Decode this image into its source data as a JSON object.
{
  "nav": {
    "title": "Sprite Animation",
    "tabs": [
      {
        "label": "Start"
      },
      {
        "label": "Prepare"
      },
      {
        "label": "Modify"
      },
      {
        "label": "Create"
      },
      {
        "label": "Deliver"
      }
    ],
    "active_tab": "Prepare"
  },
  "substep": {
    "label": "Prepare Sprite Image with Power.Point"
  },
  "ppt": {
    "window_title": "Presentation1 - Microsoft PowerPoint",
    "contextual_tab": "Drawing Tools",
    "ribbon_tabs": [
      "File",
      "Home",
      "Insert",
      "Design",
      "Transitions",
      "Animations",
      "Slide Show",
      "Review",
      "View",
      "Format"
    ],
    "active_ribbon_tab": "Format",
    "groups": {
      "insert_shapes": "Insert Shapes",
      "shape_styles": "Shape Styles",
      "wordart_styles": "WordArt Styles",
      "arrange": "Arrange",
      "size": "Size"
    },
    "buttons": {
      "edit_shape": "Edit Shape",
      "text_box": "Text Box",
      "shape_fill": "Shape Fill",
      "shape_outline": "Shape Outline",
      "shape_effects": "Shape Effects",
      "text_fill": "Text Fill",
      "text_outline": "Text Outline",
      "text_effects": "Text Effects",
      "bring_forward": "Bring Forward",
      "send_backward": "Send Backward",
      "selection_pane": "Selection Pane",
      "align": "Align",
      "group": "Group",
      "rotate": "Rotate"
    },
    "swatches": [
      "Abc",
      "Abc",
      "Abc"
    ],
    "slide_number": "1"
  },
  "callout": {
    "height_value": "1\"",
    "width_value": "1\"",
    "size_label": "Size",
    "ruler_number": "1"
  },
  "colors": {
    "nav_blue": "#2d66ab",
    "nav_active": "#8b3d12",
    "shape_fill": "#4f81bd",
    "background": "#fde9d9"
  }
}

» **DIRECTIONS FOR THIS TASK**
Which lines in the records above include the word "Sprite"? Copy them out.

» **COMPLETED EXERCISE**
    "title": "Sprite Animation",
    "label": "Prepare Sprite Image with Power.Point"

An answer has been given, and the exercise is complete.